There is a saying here in Australia: “Don’t throw the baby out with the bathwater”. I’m not sure it it’s common elsewhere, but basically it’s a warning not to discard the good along with the bad.
When Google Buzz was released, people were shocked at the automatic management of contacts. I suspect that people inside Google were quite surprised at this – after all, it was just a logical extension of what they had been doing within Gmail and Gtalk for years.
I also suspect that within Google it isn’t widely known how much people hate this feature. Personally, I’m no privacy freak, but I’m continually annoyed by the fact that I get random people showing up on my GTalk list just because we corresponded about some random open source project 5 years ago or something. I’ve also heard that a lot of Googlers have stopped using public GTalk because too many external people interrupt them. There is a lot I could say about the rudeness of strangers who just want help to diagnose problems etc, but for the moment I’ll just say that software should encourage desired behavior and discourage things you don’t want to happen.

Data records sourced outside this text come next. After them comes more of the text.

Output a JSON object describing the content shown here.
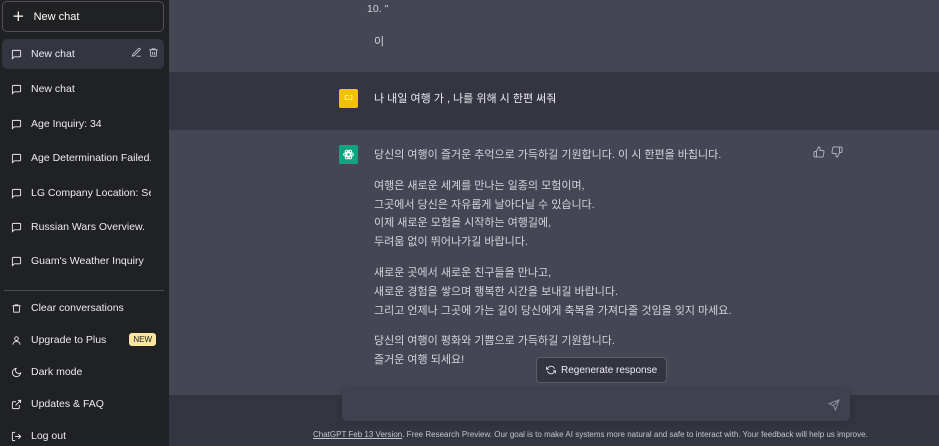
{
  "sidebar": {
    "new_chat_label": "New chat",
    "chats": [
      {
        "label": "New chat",
        "active": true
      },
      {
        "label": "New chat"
      },
      {
        "label": "Age Inquiry: 34"
      },
      {
        "label": "Age Determination Failed."
      },
      {
        "label": "LG Company Location: Seoul"
      },
      {
        "label": "Russian Wars Overview."
      },
      {
        "label": "Guam's Weather Inquiry"
      }
    ],
    "menu": {
      "clear": "Clear conversations",
      "upgrade": "Upgrade to Plus",
      "upgrade_badge": "NEW",
      "dark_mode": "Dark mode",
      "updates": "Updates & FAQ",
      "logout": "Log out"
    }
  },
  "conversation": {
    "prev_line_1": "10.   \"",
    "prev_line_2": "이",
    "user_avatar": "CJ",
    "user_message": "나 내일 여행 가 ,  나를 위해 시 한편 써줘",
    "assistant": {
      "paragraphs": [
        [
          "당신의 여행이 즐거운 추억으로 가득하길 기원합니다. 이 시 한편을 바칩니다."
        ],
        [
          "여행은 새로운 세계를 만나는 일종의 모험이며,",
          "그곳에서 당신은 자유롭게 날아다닐 수 있습니다.",
          "이제 새로운 모험을 시작하는 여행길에,",
          "두려움 없이 뛰어나가길 바랍니다."
        ],
        [
          "새로운 곳에서 새로운 친구들을 만나고,",
          "새로운 경험을 쌓으며 행복한 시간을 보내길 바랍니다.",
          "그리고 언제나 그곳에 가는 길이 당신에게 축복을 가져다줄 것임을 잊지 마세요."
        ],
        [
          "당신의 여행이 평화와 기쁨으로 가득하길 기원합니다.",
          "즐거운 여행 되세요!"
        ]
      ]
    }
  },
  "regenerate_label": "Regenerate response",
  "input": {
    "placeholder": ""
  },
  "footer": {
    "link_text": "ChatGPT Feb 13 Version",
    "text": ". Free Research Preview. Our goal is to make AI systems more natural and safe to interact with. Your feedback will help us improve."
  },
  "colors": {
    "sidebar_bg": "#202123",
    "main_bg": "#343541",
    "assistant_bg": "#444654",
    "brand_green": "#10a37f",
    "user_avatar": "#f2c200",
    "badge": "#fae69e"
  },
  "icons": [
    "plus-icon",
    "chat-bubble-icon",
    "pencil-icon",
    "trash-icon",
    "person-icon",
    "moon-icon",
    "external-link-icon",
    "logout-icon",
    "openai-logo-icon",
    "thumbs-up-icon",
    "thumbs-down-icon",
    "refresh-icon",
    "send-icon"
  ]
}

However – I don’t think Google is wrong in thinking that computers could do a better job than humans of managing contacts for them. I’d love the auto-follow-on-buzz (and auto-add-to-GTalk) feature if it did it almost as well as I could do it myself. At the moment I tolerate the feature in GTalk because – while I know I could do better myself – I know from services like Facebook that the continual grouping and pruning of contact lists is a game I don’t have time for.
After the push-back Google got on automatic contact management in Buzz, it would be tempting to just give up on the problem. I don’t think they should do that – instead of pulling away from the problem they should invest in solving it.
Because then maybe I won’t hate my GTalk contact list anymore.